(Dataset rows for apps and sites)
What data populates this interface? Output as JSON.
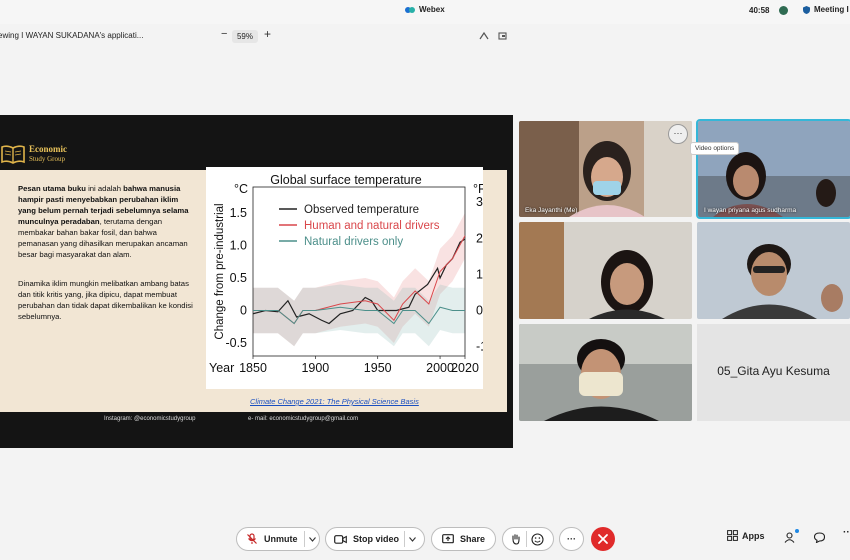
{
  "app": {
    "title": "Webex",
    "clock": "40:58",
    "meeting_label": "Meeting I"
  },
  "share": {
    "title": "ewing I WAYAN SUKADANA's applicati...",
    "zoom_out": "−",
    "zoom_level": "59%",
    "zoom_in": "+"
  },
  "slide": {
    "logo_line1": "Economic",
    "logo_line2": "Study Group",
    "para1_bold1": "Pesan utama buku",
    "para1_text1": " ini adalah ",
    "para1_bold2": "bahwa manusia hampir pasti menyebabkan perubahan iklim yang belum pernah terjadi sebelumnya selama munculnya peradaban",
    "para1_text2": ", terutama dengan membakar bahan bakar fosil, dan bahwa pemanasan yang dihasilkan merupakan ancaman besar bagi masyarakat dan alam.",
    "para2": "Dinamika iklim mungkin melibatkan ambang batas dan titik kritis yang, jika dipicu, dapat membuat perubahan dan tidak dapat dikembalikan ke kondisi sebelumnya.",
    "citation": "Climate Change 2021: The Physical Science Basis",
    "instagram": "Instagram: @economicstudygroup",
    "email": "e- mail: economicstudygroup@gmail.com"
  },
  "chart_data": {
    "type": "line",
    "title": "Global surface temperature",
    "ylabel": "Change from pre-industrial",
    "y_unit_left": "°C",
    "y_unit_right": "°F",
    "xlabel": "Year",
    "xlim": [
      1850,
      2020
    ],
    "ylim": [
      -0.7,
      1.9
    ],
    "x_ticks": [
      "1850",
      "1900",
      "1950",
      "2000",
      "2020"
    ],
    "y_ticks_left": [
      "1.5",
      "1.0",
      "0.5",
      "0",
      "-0.5"
    ],
    "y_ticks_right": [
      "3.0",
      "2.0",
      "1.0",
      "0",
      "-1.0"
    ],
    "legend_position": "top-left",
    "series": [
      {
        "name": "Observed temperature",
        "color": "#222222",
        "x": [
          1850,
          1860,
          1870,
          1878,
          1885,
          1895,
          1905,
          1911,
          1920,
          1930,
          1940,
          1945,
          1950,
          1955,
          1965,
          1975,
          1980,
          1990,
          1998,
          2000,
          2005,
          2010,
          2016,
          2020
        ],
        "values": [
          -0.05,
          0.0,
          -0.02,
          0.15,
          -0.1,
          -0.05,
          -0.15,
          -0.2,
          -0.05,
          0.0,
          0.2,
          0.15,
          0.0,
          0.0,
          0.0,
          0.05,
          0.25,
          0.4,
          0.65,
          0.5,
          0.7,
          0.8,
          1.05,
          1.1
        ]
      },
      {
        "name": "Human and natural drivers",
        "color": "#d9474b",
        "x": [
          1850,
          1870,
          1883,
          1890,
          1900,
          1920,
          1940,
          1950,
          1963,
          1970,
          1980,
          1991,
          2000,
          2010,
          2020
        ],
        "values": [
          0.0,
          0.0,
          -0.2,
          0.0,
          0.0,
          0.1,
          0.15,
          0.1,
          -0.15,
          0.1,
          0.3,
          0.1,
          0.6,
          0.8,
          1.15
        ]
      },
      {
        "name": "Natural drivers only",
        "color": "#4c8f8a",
        "x": [
          1850,
          1870,
          1883,
          1890,
          1900,
          1920,
          1940,
          1950,
          1963,
          1970,
          1980,
          1991,
          2000,
          2010,
          2020
        ],
        "values": [
          0.0,
          0.0,
          -0.2,
          0.0,
          0.0,
          0.05,
          0.0,
          0.0,
          -0.2,
          0.0,
          0.0,
          -0.2,
          0.05,
          0.0,
          0.0
        ]
      }
    ]
  },
  "participants": [
    {
      "name": "Eka Jayanthi  (Me)"
    },
    {
      "name": "I wayan priyana agus sudharma"
    },
    {
      "name": ""
    },
    {
      "name": ""
    },
    {
      "name": ""
    },
    {
      "name": "05_Gita Ayu Kesuma"
    }
  ],
  "tooltip": "Video options",
  "more_options": "···",
  "controls": {
    "unmute": "Unmute",
    "stop_video": "Stop video",
    "share": "Share",
    "more": "···",
    "apps": "Apps"
  },
  "colors": {
    "end_call": "#e02a2a",
    "active_speaker": "#35b7d8",
    "slide_bg": "#f2e6d4"
  }
}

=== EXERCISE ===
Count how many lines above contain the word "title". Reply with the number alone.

=== EXERCISE ANSWER ===
3